This is especially true for kibble-fed dogs with compromised guts since vitamin K is not required by AAFCO guidelines (and when it is added it is added as the synthetic K3). It is possible that millions of dogs have suboptimal vitamin K status- but not at levels that would manifest as disturbances to blood clotting.

Deficiency - vitamin K/disease connections

Previously, research only focused on vitamin K deficiency symptoms relating to blood clotting. Evidence does support that the different forms of vitamin K are better at reaching tissues unique to each form and benefits go well beyond blood coagulation. How can we be sure our dogs are receiving the various needed forms of vitamin K? Could this play a role in common diseases we see today?

Interactions with other essential vitamins

High amounts of vitamin A and E may increase the need for vitamin K, as can calcium. Recall now that in every guide on the fat solubles (A, D, and K primarily) we noted that each fat soluble affected one another and worked synergistically together. Vitamin K is no different. Optimal intake of all the fat solubles is absolutely critical for overall well-being and these pre-formed fat solubles are often neglected in western diets.


Personal experience with K2 (especially in dogs with poor dental health)

It's often anecdotally expressed that homemade diets tend to improve dental health. While there are many factors that go into dental health (for more on regular dental care go to the Dental Health Channel here on Dogly), it's possible that a fresh food diet provides a dietary source of vitamin K2 that promotes dental health (think bone health).

Several years ago we had a wonderful Boxer named Tony. Tony had a heart condition, was older, was kibble fed, and was not a candidate for cleaning. His teeth were in terrible shape.

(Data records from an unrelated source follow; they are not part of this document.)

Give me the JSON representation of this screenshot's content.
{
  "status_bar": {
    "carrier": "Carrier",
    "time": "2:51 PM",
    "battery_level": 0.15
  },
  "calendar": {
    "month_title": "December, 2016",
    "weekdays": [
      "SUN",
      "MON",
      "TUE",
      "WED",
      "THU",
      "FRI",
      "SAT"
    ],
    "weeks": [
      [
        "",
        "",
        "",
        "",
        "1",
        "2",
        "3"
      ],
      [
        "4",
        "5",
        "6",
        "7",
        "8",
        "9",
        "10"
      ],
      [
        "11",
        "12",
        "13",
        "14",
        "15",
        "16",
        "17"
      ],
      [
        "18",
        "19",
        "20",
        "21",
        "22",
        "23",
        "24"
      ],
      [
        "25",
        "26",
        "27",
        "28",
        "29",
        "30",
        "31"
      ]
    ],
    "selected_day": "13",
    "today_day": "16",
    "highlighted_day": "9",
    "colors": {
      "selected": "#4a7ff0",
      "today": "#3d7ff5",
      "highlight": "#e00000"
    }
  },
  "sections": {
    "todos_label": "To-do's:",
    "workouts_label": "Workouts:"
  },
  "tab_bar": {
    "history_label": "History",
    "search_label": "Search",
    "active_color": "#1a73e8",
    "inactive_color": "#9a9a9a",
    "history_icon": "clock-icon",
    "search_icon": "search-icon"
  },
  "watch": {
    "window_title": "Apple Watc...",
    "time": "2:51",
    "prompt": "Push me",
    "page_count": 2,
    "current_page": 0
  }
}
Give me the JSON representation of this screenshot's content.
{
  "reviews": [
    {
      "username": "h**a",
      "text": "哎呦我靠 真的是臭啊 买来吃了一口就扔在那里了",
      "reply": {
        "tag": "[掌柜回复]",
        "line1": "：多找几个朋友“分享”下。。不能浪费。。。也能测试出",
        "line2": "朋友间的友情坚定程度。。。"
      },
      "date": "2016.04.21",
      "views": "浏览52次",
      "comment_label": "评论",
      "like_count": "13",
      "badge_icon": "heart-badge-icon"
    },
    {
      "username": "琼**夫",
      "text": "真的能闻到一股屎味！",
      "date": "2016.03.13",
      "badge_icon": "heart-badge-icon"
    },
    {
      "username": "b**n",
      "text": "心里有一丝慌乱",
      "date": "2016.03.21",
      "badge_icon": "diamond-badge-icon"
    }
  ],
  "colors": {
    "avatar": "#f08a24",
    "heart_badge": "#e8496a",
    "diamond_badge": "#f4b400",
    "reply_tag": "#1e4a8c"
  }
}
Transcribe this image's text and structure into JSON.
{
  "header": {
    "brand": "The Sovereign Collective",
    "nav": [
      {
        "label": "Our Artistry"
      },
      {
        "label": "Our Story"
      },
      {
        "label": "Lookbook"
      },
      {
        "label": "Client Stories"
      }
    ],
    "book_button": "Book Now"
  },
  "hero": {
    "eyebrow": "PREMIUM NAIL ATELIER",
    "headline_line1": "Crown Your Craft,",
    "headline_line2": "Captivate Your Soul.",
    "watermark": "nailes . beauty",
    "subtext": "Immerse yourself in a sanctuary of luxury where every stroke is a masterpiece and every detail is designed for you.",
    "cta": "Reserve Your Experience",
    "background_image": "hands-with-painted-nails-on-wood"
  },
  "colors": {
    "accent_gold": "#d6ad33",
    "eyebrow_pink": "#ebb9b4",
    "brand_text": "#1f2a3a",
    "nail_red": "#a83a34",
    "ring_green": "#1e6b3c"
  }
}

My Dad (Dr. Miller), carefully dosed cod liver oil with butterfats. This contained vitamin A, D, and K2. After a month or two, I was absolutely astonished at the results. When I visited I asked my dad, “Where did you take Tony for his dental?”

I don’t claim that vitamin K will always be beneficial from the diet, but I have personally seen tremendous results when various forms are fed to dogs who have a history of suboptimal intake. Vitamin K2 in humans has been studied for its effects on protecting the brain when conditions like Alzheimer’s is present. The study into vitamin K2 stands as a relatively new advancement in nutrition research.

Steps to evaluate vitamin K in your dog's diet

  1. Does your commercial pet food contain vitamin K3 (menadione - the synthetic version of K best to avoid, that's been banned from human use since 1963)?
  2. Are you providing various forms of vitamin K2? If not, which foods may provide an array of these compounds that you can include?
  3. At this juncture, do you feel you are providing optimal amounts of the fat soluble vitamins (A, D, E, & K)?

Vitamin K is essential in the diet of our canine companions since dogs don’t produce vitamin K on their own. Evaluating your pet's vitamin K intake is important to ensure your pet receives the best vitamin K nutrition possible.

Next up in the Basic Nutrition Channel on Dogly

Now that you have a good understanding of vitamin K and the other fat soluble vitamins, let's continue to the next essential vitamin step-by-step guide on the all-important B vitamins.

Or hop over to the Basic Nutrition Channel if you'd like to ask a question in the Community discussion and start any of the other step-by-step guides in Needed Nutrients. If you ever need more personalized nutrition guidance, please reach out!

Savannah Welna of FeedThyDog

Nutrition Advocate
Dogly loves Savannah because she provides nutrition advice based on the dog in front of you and your lifestyle.

Savannah guides you

Raw Feeding - Basic Nutrition - Fresh Feeding - Home Cooking - Whole Foods - Supplementation

Savannah is certified

CN & ACN - Certified Canine Fitness - & Certified Advanced Canine Nutrition